Ambassador Claire Harvey on Aretha Franklin’s death and R.E.S.P.E.C.T
Aretha Franklin’s legacy stretches far beyond music.
THERE is absolutely nothing good about getting cancer.
Except, on occasion, when one person’s suffering might help save another life.
And that’s the case with Aretha Franklin, the woman who made exquisite music from a lifetime’s suffering, who died this week, too young, of the world’s most frightening cancer.
It was pancreatic cancer — the “hidden cancer” of our generation; the same one that in the space of just a few years killed American actor Patrick Swayze, tenor Luciano Pavarotti, Apple founder Steve Jobs, British actors Alan Rickman, Pete Postlethwaite and Sir John Hurt, and former All Blacks captain Colin Meads.
It also killed my father, the Chanel Nine journalist Peter Harvey, and right here in Sydney, two more men we knew personally died of the same disease within a couple of years of Dad: beloved Channel 7 newsreader Ian Ross and groundbreaking ABC newsman Ian Carroll.
Most people don’t know what pancreatic cancer is. Most people, in fact, don’t know what a pancreas is. I didn’t. Turns out it’s a tiny organ, just between the stomach and liver, that produces insulin. It’s essential to life.
It can’t be felt or seen. It can quietly grow a tumour, and spread cancerous cells through the body, without the patient having the slightest inkling, until suddenly life stops.
The illness is usually swift and brutal.
Aretha Franklin had been diagnosed years before her death, and had undergone surgery to help arrest the disease, but she had a less common variety of pancreatic cancer — which is deadly but slightly less insidious than the more common variety, which struck Dad and most other sufferers.
In Dad’s case, he woke up one morning having turned bright yellow — “like a buttercup”, as he put it — in his sleep.
Jaundice is often the first sign, when a diseased pancreas spreads its poison to the liver or bile duct.
Pancreatic cancer kills about 3000 Australians a year — approximately double the national road toll.
If you’re diagnosed, there’s just an 8 per cent chance of surviving beyond five years — compared with the average across all cancers, which is a 66 per cent chance of surviving. Breast cancer, for example, now has a 90 per cent chance of survival.
Because governments have spent 30 years pouring money into research and awareness about breast cancer. That is a truly inspiring example: breast cancer has gone from being a sure-fire killer to an eminently survivable problem.
And that’s down to the power of celebrity.
Kylie Minogue. Angelina Jolie. Jane McGrath.
Every time someone famous was diagnosed, or raised awareness, women went and got their breasts checked. Governments spent money on research by doctors and scientists.

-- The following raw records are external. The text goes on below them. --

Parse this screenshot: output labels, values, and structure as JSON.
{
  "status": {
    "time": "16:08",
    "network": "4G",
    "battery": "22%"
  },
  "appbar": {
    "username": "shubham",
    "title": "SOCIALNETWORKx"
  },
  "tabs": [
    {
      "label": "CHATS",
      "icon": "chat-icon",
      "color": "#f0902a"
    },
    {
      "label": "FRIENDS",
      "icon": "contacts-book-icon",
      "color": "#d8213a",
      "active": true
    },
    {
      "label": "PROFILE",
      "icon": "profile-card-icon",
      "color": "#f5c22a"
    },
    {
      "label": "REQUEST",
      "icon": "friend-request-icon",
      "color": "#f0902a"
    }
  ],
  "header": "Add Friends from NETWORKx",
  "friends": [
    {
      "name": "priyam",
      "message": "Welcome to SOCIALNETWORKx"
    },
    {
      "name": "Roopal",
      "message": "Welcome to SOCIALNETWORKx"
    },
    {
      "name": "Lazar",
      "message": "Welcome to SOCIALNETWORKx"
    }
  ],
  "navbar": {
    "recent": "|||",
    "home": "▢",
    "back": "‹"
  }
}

There is a direct and inescapable relationship between cancer survival and money. The more money on scientific and medical research, the better the odds of early detection, treatment and survival. For everyone.
How much do Australian governments spend on research for pancreatic cancer?
Less than $2 million per annum — a fraction of the government investment on further research into cancers of the breast, prostate, brain, liver and blood, for example.
People complain that breast cancer gets too much money. But that money has saved thousands of lives. What better investment could there be?
I’d love that to change. In Aretha’s memory, and in Dad’s. Without money, nothing will ever change.
The Avner Pancreatic Cancer Foundation, for which I’m a volunteer ambassador, has raised more than $10m for research and awareness, aiming to double the survival rate, which has remained unchanged for 40 years. If you’re remembering Aretha today, a small donation would be a fantastic way to pay tribute.pankind.org.au
Published in the Daily Telegraph 19 August 2018